- **Directions**: If a line in the records contains the string "blend", show that line.

(Data section)

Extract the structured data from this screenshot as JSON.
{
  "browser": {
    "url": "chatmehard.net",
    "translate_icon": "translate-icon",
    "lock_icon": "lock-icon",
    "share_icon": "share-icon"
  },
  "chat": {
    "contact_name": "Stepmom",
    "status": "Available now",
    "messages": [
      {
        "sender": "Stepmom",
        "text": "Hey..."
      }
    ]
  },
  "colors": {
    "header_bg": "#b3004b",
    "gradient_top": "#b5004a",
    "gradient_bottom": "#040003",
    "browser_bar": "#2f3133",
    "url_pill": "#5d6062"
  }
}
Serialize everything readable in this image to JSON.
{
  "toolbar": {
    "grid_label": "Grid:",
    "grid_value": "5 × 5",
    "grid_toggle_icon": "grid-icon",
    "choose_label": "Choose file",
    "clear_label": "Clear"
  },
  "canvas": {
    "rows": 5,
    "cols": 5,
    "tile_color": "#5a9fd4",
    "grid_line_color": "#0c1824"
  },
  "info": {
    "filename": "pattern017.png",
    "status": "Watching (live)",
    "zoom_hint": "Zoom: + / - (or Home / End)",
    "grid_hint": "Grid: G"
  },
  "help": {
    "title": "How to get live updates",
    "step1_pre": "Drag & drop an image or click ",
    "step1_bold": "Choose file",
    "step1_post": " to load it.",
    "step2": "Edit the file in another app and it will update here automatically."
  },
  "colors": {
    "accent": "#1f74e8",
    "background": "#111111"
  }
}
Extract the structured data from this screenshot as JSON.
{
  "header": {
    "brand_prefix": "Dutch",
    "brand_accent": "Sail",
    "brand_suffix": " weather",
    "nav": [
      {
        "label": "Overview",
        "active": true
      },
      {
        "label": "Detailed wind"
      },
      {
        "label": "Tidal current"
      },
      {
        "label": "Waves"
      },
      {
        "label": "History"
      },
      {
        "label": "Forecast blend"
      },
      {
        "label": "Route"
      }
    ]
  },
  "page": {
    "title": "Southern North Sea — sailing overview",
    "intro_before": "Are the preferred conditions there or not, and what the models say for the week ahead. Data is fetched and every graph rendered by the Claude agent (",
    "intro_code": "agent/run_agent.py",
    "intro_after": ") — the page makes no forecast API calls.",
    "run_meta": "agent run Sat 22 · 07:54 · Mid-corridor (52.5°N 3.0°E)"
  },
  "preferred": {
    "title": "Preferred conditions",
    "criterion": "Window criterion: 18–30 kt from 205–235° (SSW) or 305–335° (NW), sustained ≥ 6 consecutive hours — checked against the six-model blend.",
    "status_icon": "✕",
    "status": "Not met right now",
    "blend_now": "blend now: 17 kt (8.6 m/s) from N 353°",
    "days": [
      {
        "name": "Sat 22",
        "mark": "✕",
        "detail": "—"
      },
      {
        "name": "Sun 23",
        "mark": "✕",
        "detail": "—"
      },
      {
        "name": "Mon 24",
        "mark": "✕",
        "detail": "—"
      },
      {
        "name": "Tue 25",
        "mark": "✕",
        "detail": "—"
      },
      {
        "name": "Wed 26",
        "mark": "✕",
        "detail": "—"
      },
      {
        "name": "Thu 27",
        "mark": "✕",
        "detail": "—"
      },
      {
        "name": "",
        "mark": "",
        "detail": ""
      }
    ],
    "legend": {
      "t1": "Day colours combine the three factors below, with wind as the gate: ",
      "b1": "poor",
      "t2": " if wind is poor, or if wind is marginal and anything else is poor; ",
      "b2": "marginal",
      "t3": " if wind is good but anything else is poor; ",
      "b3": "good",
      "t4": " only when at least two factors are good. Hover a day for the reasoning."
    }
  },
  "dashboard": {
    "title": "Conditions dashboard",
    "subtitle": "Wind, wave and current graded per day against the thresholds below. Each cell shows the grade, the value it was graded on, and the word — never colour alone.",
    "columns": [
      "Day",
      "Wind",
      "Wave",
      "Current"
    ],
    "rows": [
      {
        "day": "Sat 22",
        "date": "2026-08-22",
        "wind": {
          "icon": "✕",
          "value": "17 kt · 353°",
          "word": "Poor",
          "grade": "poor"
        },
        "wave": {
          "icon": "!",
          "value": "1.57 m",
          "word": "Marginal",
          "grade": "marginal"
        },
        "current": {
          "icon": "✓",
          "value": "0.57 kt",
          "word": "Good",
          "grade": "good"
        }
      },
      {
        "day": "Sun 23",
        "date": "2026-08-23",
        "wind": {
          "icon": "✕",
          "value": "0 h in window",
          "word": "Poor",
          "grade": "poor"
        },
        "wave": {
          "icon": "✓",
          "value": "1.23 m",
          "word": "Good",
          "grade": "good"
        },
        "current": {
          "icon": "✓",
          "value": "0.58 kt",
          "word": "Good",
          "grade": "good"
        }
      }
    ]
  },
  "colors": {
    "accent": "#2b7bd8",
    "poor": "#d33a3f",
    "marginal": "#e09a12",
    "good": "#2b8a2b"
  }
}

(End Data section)

- **Task answer**:
        "label": "Forecast blend"
    "criterion": "Window criterion: 18–30 kt from 205–235° (SSW) or 305–335° (NW), sustained ≥ 6 consecutive hours — checked against the six-model blend.",
    "blend_now": "blend now: 17 kt (8.6 m/s) from N 353°",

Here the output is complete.